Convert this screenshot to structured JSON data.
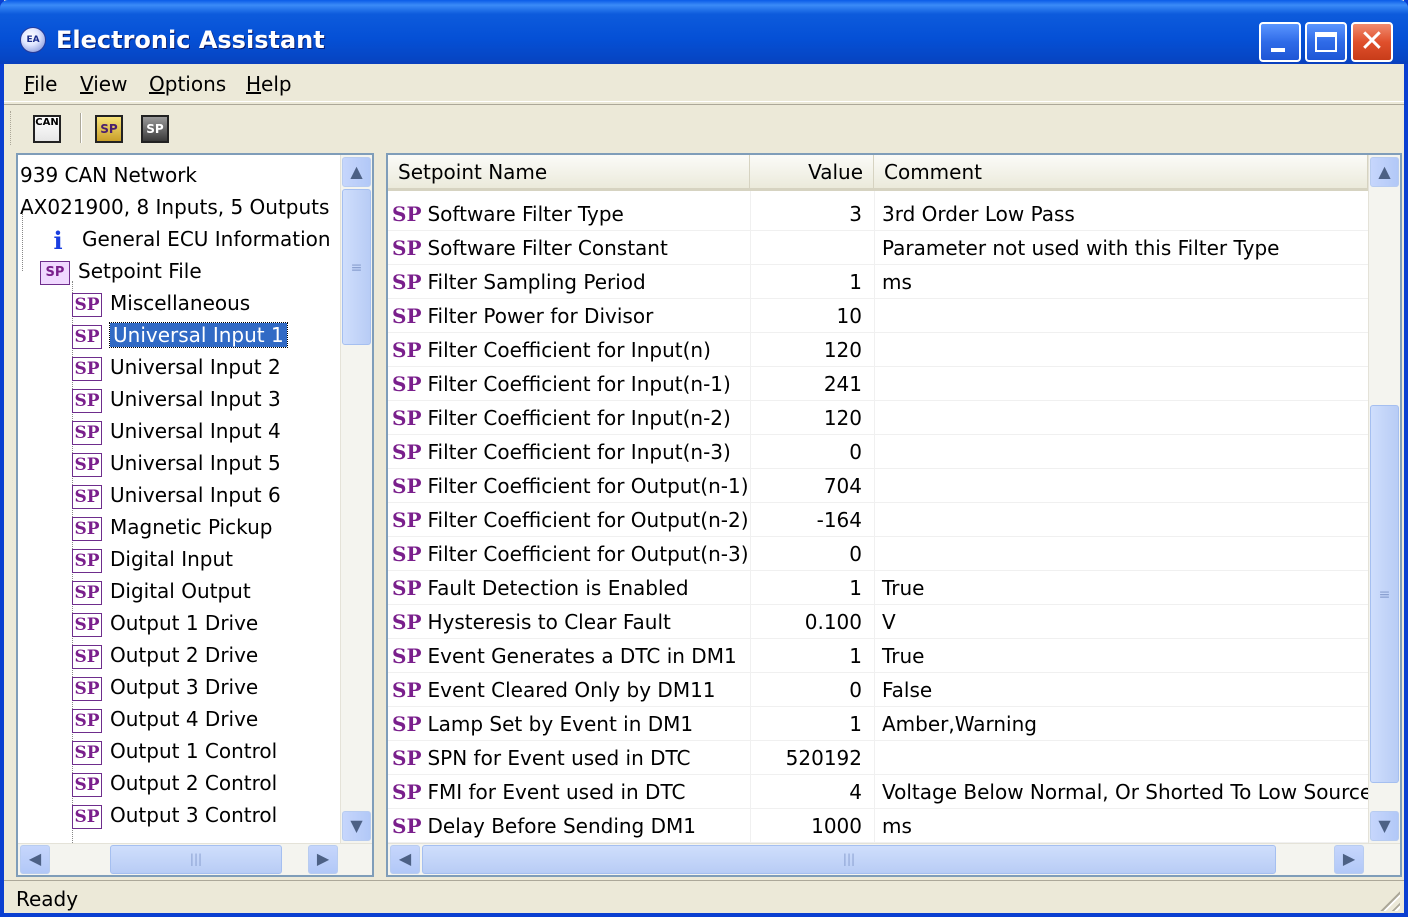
{
  "window": {
    "title": "Electronic Assistant",
    "app_icon": "ea-logo-icon"
  },
  "menu": {
    "items": [
      "File",
      "View",
      "Options",
      "Help"
    ]
  },
  "toolbar": {
    "buttons": [
      {
        "name": "can-connect-button",
        "label": "CAN"
      },
      {
        "name": "open-setpoint-button",
        "label": "SP"
      },
      {
        "name": "save-setpoint-button",
        "label": "SP"
      }
    ]
  },
  "tree": {
    "root": "939 CAN Network",
    "device": "AX021900, 8 Inputs, 5 Outputs",
    "general": "General ECU Information",
    "setpoint_file": "Setpoint File",
    "setpoint_folder_badge": "SP",
    "sp_badge": "SP",
    "items": [
      "Miscellaneous",
      "Universal Input 1",
      "Universal Input 2",
      "Universal Input 3",
      "Universal Input 4",
      "Universal Input 5",
      "Universal Input 6",
      "Magnetic Pickup",
      "Digital Input",
      "Digital Output",
      "Output 1 Drive",
      "Output 2 Drive",
      "Output 3 Drive",
      "Output 4 Drive",
      "Output 1 Control",
      "Output 2 Control",
      "Output 3 Control"
    ],
    "selected": "Universal Input 1"
  },
  "list": {
    "headers": {
      "name": "Setpoint Name",
      "value": "Value",
      "comment": "Comment"
    },
    "sp_tag": "SP",
    "rows": [
      {
        "name": "Software Filter Type",
        "value": "3",
        "comment": "3rd Order Low Pass"
      },
      {
        "name": "Software Filter Constant",
        "value": "",
        "comment": "Parameter not used with this Filter Type"
      },
      {
        "name": "Filter Sampling Period",
        "value": "1",
        "comment": "ms"
      },
      {
        "name": "Filter Power for Divisor",
        "value": "10",
        "comment": ""
      },
      {
        "name": "Filter Coefficient for Input(n)",
        "value": "120",
        "comment": ""
      },
      {
        "name": "Filter Coefficient for Input(n-1)",
        "value": "241",
        "comment": ""
      },
      {
        "name": "Filter Coefficient for Input(n-2)",
        "value": "120",
        "comment": ""
      },
      {
        "name": "Filter Coefficient for Input(n-3)",
        "value": "0",
        "comment": ""
      },
      {
        "name": "Filter Coefficient for Output(n-1)",
        "value": "704",
        "comment": ""
      },
      {
        "name": "Filter Coefficient for Output(n-2)",
        "value": "-164",
        "comment": ""
      },
      {
        "name": "Filter Coefficient for Output(n-3)",
        "value": "0",
        "comment": ""
      },
      {
        "name": "Fault Detection is Enabled",
        "value": "1",
        "comment": "True"
      },
      {
        "name": "Hysteresis to Clear Fault",
        "value": "0.100",
        "comment": "V"
      },
      {
        "name": "Event Generates a DTC in DM1",
        "value": "1",
        "comment": "True"
      },
      {
        "name": "Event Cleared Only by DM11",
        "value": "0",
        "comment": "False"
      },
      {
        "name": "Lamp Set by Event in DM1",
        "value": "1",
        "comment": "Amber,Warning"
      },
      {
        "name": "SPN for Event used in DTC",
        "value": "520192",
        "comment": ""
      },
      {
        "name": "FMI for Event used in DTC",
        "value": "4",
        "comment": "Voltage Below Normal, Or Shorted To Low Source"
      },
      {
        "name": "Delay Before Sending DM1",
        "value": "1000",
        "comment": "ms"
      }
    ]
  },
  "status": {
    "text": "Ready"
  },
  "colors": {
    "titlebar": "#0550d6",
    "selection": "#316ac5",
    "sp_purple": "#7a1f8c",
    "info_blue": "#1a3ee0"
  }
}
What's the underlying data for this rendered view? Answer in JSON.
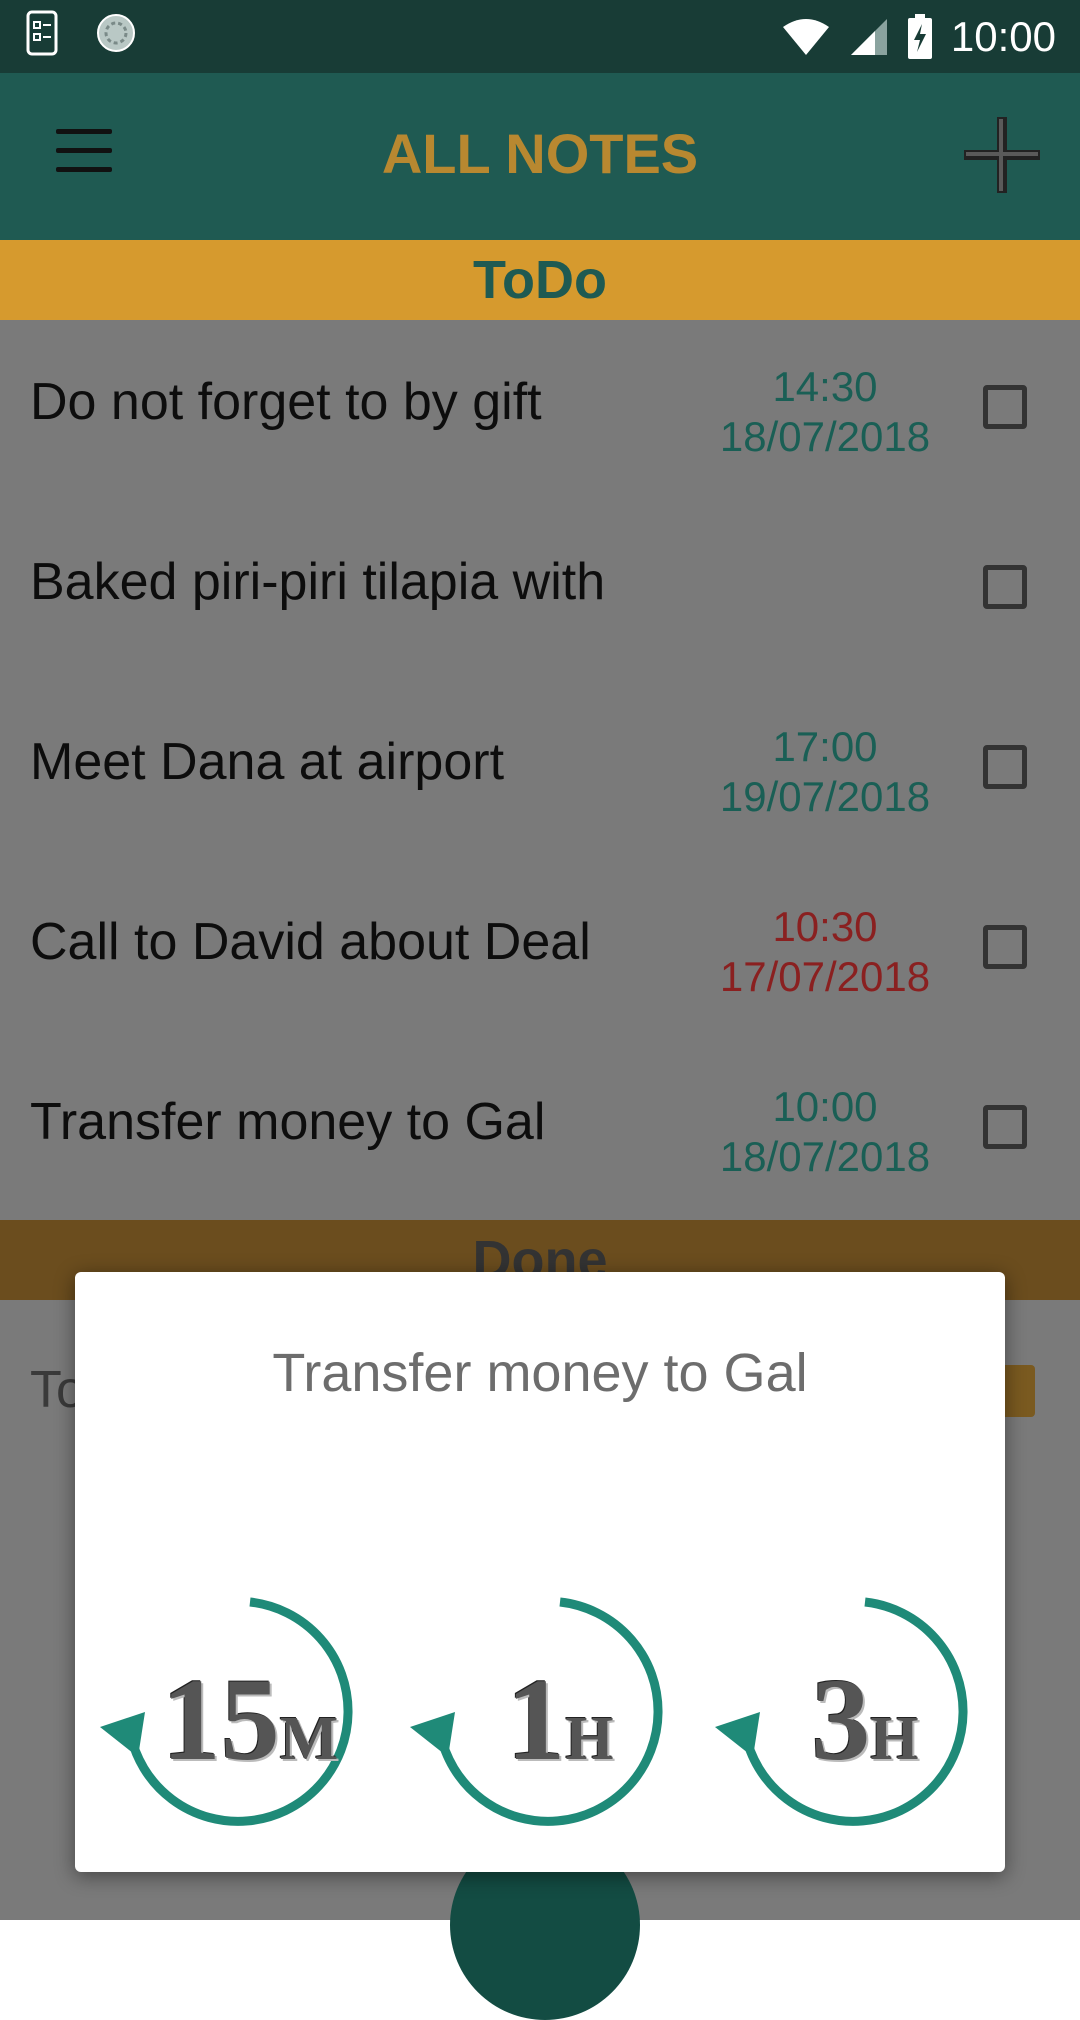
{
  "status_bar": {
    "time": "10:00"
  },
  "app_bar": {
    "title": "ALL NOTES"
  },
  "sections": {
    "todo": "ToDo",
    "done": "Done"
  },
  "todo_items": [
    {
      "title": "Do not forget to by gift",
      "time": "14:30",
      "date": "18/07/2018",
      "overdue": false
    },
    {
      "title": "Baked piri-piri tilapia with",
      "time": "",
      "date": "",
      "overdue": false
    },
    {
      "title": "Meet Dana at airport",
      "time": "17:00",
      "date": "19/07/2018",
      "overdue": false
    },
    {
      "title": "Call to David about Deal",
      "time": "10:30",
      "date": "17/07/2018",
      "overdue": true
    },
    {
      "title": "Transfer money to Gal",
      "time": "10:00",
      "date": "18/07/2018",
      "overdue": false
    }
  ],
  "done_items": [
    {
      "title": "To"
    }
  ],
  "dialog": {
    "title": "Transfer money to Gal",
    "snooze_options": [
      {
        "number": "15",
        "unit": "M"
      },
      {
        "number": "1",
        "unit": "H"
      },
      {
        "number": "3",
        "unit": "H"
      }
    ]
  },
  "colors": {
    "app_bar": "#1f5a52",
    "title": "#b88830",
    "todo_header": "#d69a2e",
    "time_green": "#1a5f55",
    "time_red": "#8a2020",
    "snooze_arrow": "#1f8a78"
  }
}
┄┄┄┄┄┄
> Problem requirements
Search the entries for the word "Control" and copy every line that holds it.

> Solution to the problem
      "Output 1 Control",
      "Output 2 Control",
      "Output 3 Control"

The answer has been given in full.